Esplanade Concert Hall
Recorded in January 2021
Orchestral concerts are not back to what it was pre-Covid, and no thanks to the recent heightened measures taken in May-June, further concerts had to be cancelled. Online concerts have become a new normal, and no less than the Singapore Symphony Orchestra has relied on this platform to share its art. The Orchestra of the Music Makers (OMM) has done the same, employing the same recording specialists (msm-productions and Dancing Legs Productions) to do its bidding, and the results have been just as spectacular.
Viewing this latest concert video of mostly-French music (https://youtu.be/1cPx8g16Mic), and one will be challenged to decide which is the national orchestra and which is the independent youth orchestra formed by students, free-lancers, working non-musical professionals, and a handful of SSO players. Even the OMM’s programming has been one of sophistication, combining popular with less heralded works, as well as commissioning young local composers for orchestral transcriptions.
Conducted by Seow Yibin, the concert began with Debussy’s Reverie (originally a piano work) orchestrated by Lee Jinjun, who also played the trumpet in this concert (but not in this piece). This made for a calm and atmospheric prelude, with Vincent Goh’s solo clarinet providing the opening melody before the theme being passed around. Ethereal strings (with occasional use of harmonics) and the ever-evocative harp lent the performance an other-wordly feel it deserved.
The four orchestrated movements of Ravel’s piano suite La Tombeau de Couperin (excepting the Fugue and Toccata) followed, opening with a flowing Prélude which saw solo woodwinds negotiating multiple tricky turns with great aplomb. This was pretty much a woodwind masterclass, continuing into the bouncily syncopated Forlane, and the Menuet where solo oboist Tay Kai Tze had the choicest of plum parts. His excellence also shone through in the slow central section of the rollicking Rigaudon, which closed the suite on a high.
Prokofiev’s only Flute Sonata, orchestrated by Jonathan Shin, has become Prokofiev’s Flute Concerto, now receiving its world premiere. This has the same music as the Russian’s Second Violin Sonata, which had been for reconfigured for David Oistrakh from its flute origins. One wonders why it did not become a third violin concerto as well. At any rate, Shin’s is a totally idiomatic and faithful transcription, one which gave soloist Cheryl Lim full rein to express her virtuosity.
Hers has never been one of outward flashiness, instead she is completely assured and totally musical. Her tone is gorgeous and limpid, well suited for the work’s broad vistas of sheer lyricism in the opening and Andante third movements. Even in the thorniest passages of the Scherzo, she remained unfazed, leaping over hurdles and through hoops with seeming comfort and ease. For the jocular finale, the was overarching spirit was one of unremitting joy, bringing to a close a performance of utmost satisfaction. When can we get to hear the violin version of this concerto, from the likes of Alan Choo or Yang Shuxiang?

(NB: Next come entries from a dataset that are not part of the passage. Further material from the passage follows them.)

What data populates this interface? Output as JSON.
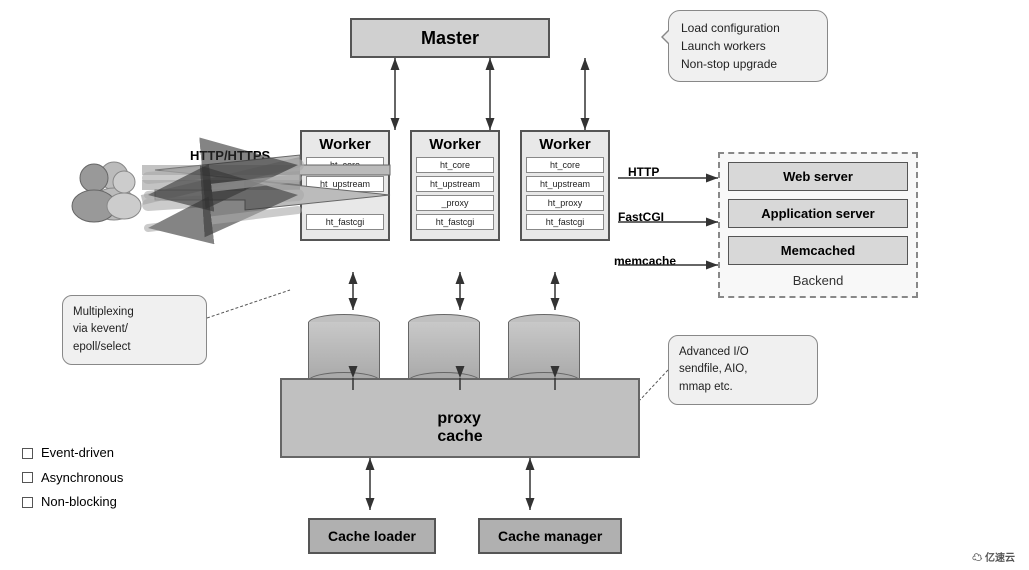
{
  "master": {
    "label": "Master"
  },
  "callout_top": {
    "line1": "Load configuration",
    "line2": "Launch workers",
    "line3": "Non-stop upgrade"
  },
  "workers": [
    {
      "title": "Worker",
      "modules": [
        "ht_core",
        "ht_upstream",
        "",
        "ht_fastcgi"
      ]
    },
    {
      "title": "Worker",
      "modules": [
        "ht_core",
        "ht_upstream",
        "_proxy",
        "ht_fastcgi"
      ]
    },
    {
      "title": "Worker",
      "modules": [
        "ht_core",
        "ht_upstream",
        "ht_proxy",
        "ht_fastcgi"
      ]
    }
  ],
  "http_label": "HTTP/HTTPS",
  "protocols": {
    "http": "HTTP",
    "fastcgi": "FastCGI",
    "memcache": "memcache"
  },
  "backend": {
    "title": "Backend",
    "boxes": [
      "Web server",
      "Application server",
      "Memcached"
    ]
  },
  "proxy_cache": {
    "label": "proxy\ncache"
  },
  "callout_multiplex": {
    "text": "Multiplexing\nvia kevent/\nepoll/select"
  },
  "callout_advancedio": {
    "text": "Advanced I/O\nsendfile, AIO,\nmmap etc."
  },
  "cache_loader": "Cache loader",
  "cache_manager": "Cache manager",
  "legend": {
    "items": [
      "Event-driven",
      "Asynchronous",
      "Non-blocking"
    ]
  },
  "watermark": "亿速云"
}
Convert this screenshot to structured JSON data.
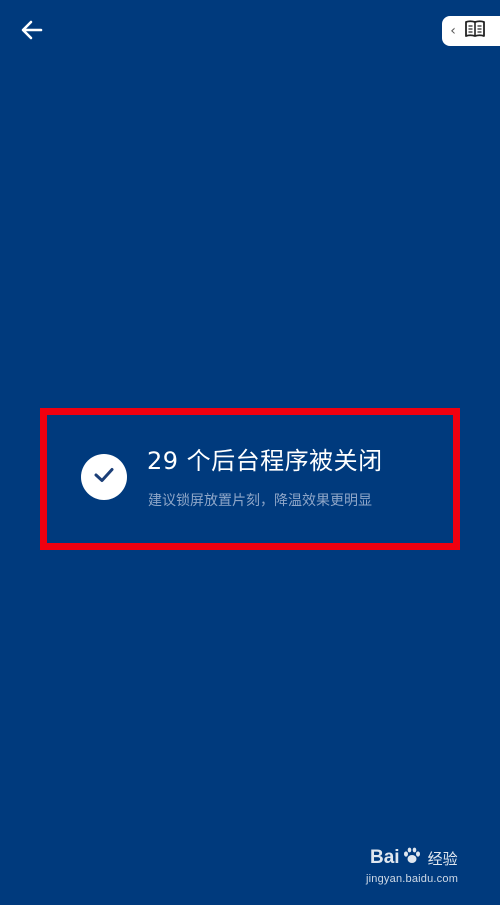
{
  "header": {
    "back_icon": "arrow-left-icon",
    "reader_chevron": "‹",
    "reader_icon": "open-book-icon"
  },
  "result": {
    "title": "29 个后台程序被关闭",
    "subtitle": "建议锁屏放置片刻，降温效果更明显",
    "status_icon": "check-icon"
  },
  "watermark": {
    "brand_prefix": "Bai",
    "brand_suffix": "经验",
    "url": "jingyan.baidu.com"
  },
  "colors": {
    "background": "#003a7d",
    "highlight_border": "#f0000f",
    "subtitle": "#8ea6c8"
  }
}
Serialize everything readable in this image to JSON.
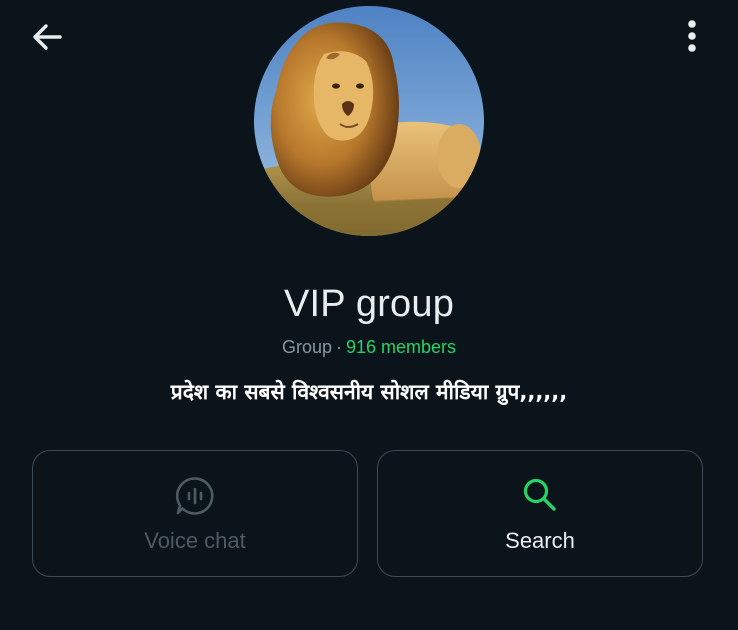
{
  "header": {
    "back_icon": "arrow-left-icon",
    "menu_icon": "more-vertical-icon"
  },
  "profile": {
    "avatar_subject": "lion photo",
    "title": "VIP group",
    "type_label": "Group",
    "separator": "·",
    "members_label": "916 members",
    "description": "प्रदेश का सबसे विश्वसनीय सोशल मीडिया ग्रुप,,,,,,"
  },
  "actions": {
    "voice_chat": {
      "label": "Voice chat",
      "icon": "voice-chat-icon",
      "enabled": false
    },
    "search": {
      "label": "Search",
      "icon": "search-icon",
      "enabled": true
    }
  },
  "colors": {
    "background": "#0b141a",
    "accent": "#25d366",
    "muted_text": "#8696a0",
    "card_border": "#3b4a54",
    "disabled": "#4e5a62"
  }
}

Francis Poulenc’s four-movement Sinfonietta (1947) is too modestly titled. Running over 30 minutes, it is actually a fully fledged symphony, longer than all of Mozart’s symphonies and at least three Beethoven symphonies. It is scandalously neglected and I do not remember the SSO ever programming it, so kudos to OMM for possibly giving its Singapore premiere.
It contains all of the Frenchman’s grace, charm, sumptuous melodies and good humour, and the same uplifting spirit as his better-known ballet Les Biches (1924). Poulenc was no modernist, but one will detect influences of Stravinsky from his neo-classical phase, the infectiously chugging rhythms of the fast outer movements and svelte strings (think Apollon Musagetes) of the slow third movement.
While one might marvel at the typically comedic high jinks regularly offered up, it was the slower lingering passages, such as midway in the first movement and finale, which showed the ensemble at its subtle and sublime best. This was a very fine performance with much to be proud of, distinguished by very confident woodwind and brass playing and a general cohesiveness from conductor Seow’s firm yet flexible control from start to finish. It was so good I had to rewatch the whole Sinfonietta and pinch myself about the quality of the music and its playing. Perhaps OMM might also want to look at Prokofiev’s Sinfonietta as well.
Highly pleasurable concerts such as this should be enjoyed by a full-house Esplanade Concert Hall, and one simply cannot wait for audiences to return. It is a big hope, but that is what will buoy us through these troubled times.
Watch it here:
and its free of charge,
thanks to the National Arts Council.